⟨

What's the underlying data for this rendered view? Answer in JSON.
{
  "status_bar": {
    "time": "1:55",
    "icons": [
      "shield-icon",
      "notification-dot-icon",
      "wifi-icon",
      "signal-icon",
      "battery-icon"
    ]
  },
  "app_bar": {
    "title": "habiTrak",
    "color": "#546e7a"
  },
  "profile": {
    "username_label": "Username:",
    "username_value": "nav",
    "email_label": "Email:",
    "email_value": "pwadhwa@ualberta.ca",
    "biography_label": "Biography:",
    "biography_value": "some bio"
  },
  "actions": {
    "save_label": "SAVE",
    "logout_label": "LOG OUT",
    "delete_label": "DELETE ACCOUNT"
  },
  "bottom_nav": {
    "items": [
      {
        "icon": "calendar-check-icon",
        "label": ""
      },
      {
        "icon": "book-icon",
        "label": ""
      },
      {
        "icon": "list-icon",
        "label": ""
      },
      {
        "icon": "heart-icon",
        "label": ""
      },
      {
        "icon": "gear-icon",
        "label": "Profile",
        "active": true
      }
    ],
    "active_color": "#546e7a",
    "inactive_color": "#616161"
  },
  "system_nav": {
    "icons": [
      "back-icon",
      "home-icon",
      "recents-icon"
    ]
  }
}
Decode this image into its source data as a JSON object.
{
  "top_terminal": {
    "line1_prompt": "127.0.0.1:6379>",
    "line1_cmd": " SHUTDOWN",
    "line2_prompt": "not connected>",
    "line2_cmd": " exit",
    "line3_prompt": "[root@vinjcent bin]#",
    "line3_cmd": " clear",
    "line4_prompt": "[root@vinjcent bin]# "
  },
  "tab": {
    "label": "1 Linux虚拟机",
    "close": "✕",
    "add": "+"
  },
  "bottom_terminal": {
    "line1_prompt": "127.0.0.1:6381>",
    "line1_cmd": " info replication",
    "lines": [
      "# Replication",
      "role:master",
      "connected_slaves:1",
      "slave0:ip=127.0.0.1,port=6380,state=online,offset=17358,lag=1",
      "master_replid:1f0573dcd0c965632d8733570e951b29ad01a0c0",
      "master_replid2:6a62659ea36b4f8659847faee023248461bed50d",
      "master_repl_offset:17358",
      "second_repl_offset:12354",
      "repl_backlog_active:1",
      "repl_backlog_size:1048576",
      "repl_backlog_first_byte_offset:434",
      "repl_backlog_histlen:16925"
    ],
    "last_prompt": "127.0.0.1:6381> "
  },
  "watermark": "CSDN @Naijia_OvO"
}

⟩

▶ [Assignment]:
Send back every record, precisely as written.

▶ [Completed exercise]:
What's the underlying data for this rendered view? Answer in JSON.
{
  "status_bar": {
    "time": "1:55",
    "icons": [
      "shield-icon",
      "notification-dot-icon",
      "wifi-icon",
      "signal-icon",
      "battery-icon"
    ]
  },
  "app_bar": {
    "title": "habiTrak",
    "color": "#546e7a"
  },
  "profile": {
    "username_label": "Username:",
    "username_value": "nav",
    "email_label": "Email:",
    "email_value": "pwadhwa@ualberta.ca",
    "biography_label": "Biography:",
    "biography_value": "some bio"
  },
  "actions": {
    "save_label": "SAVE",
    "logout_label": "LOG OUT",
    "delete_label": "DELETE ACCOUNT"
  },
  "bottom_nav": {
    "items": [
      {
        "icon": "calendar-check-icon",
        "label": ""
      },
      {
        "icon": "book-icon",
        "label": ""
      },
      {
        "icon": "list-icon",
        "label": ""
      },
      {
        "icon": "heart-icon",
        "label": ""
      },
      {
        "icon": "gear-icon",
        "label": "Profile",
        "active": true
      }
    ],
    "active_color": "#546e7a",
    "inactive_color": "#616161"
  },
  "system_nav": {
    "icons": [
      "back-icon",
      "home-icon",
      "recents-icon"
    ]
  }
}
Decode this image into its source data as a JSON object.
{
  "top_terminal": {
    "line1_prompt": "127.0.0.1:6379>",
    "line1_cmd": " SHUTDOWN",
    "line2_prompt": "not connected>",
    "line2_cmd": " exit",
    "line3_prompt": "[root@vinjcent bin]#",
    "line3_cmd": " clear",
    "line4_prompt": "[root@vinjcent bin]# "
  },
  "tab": {
    "label": "1 Linux虚拟机",
    "close": "✕",
    "add": "+"
  },
  "bottom_terminal": {
    "line1_prompt": "127.0.0.1:6381>",
    "line1_cmd": " info replication",
    "lines": [
      "# Replication",
      "role:master",
      "connected_slaves:1",
      "slave0:ip=127.0.0.1,port=6380,state=online,offset=17358,lag=1",
      "master_replid:1f0573dcd0c965632d8733570e951b29ad01a0c0",
      "master_replid2:6a62659ea36b4f8659847faee023248461bed50d",
      "master_repl_offset:17358",
      "second_repl_offset:12354",
      "repl_backlog_active:1",
      "repl_backlog_size:1048576",
      "repl_backlog_first_byte_offset:434",
      "repl_backlog_histlen:16925"
    ],
    "last_prompt": "127.0.0.1:6381> "
  },
  "watermark": "CSDN @Naijia_OvO"
}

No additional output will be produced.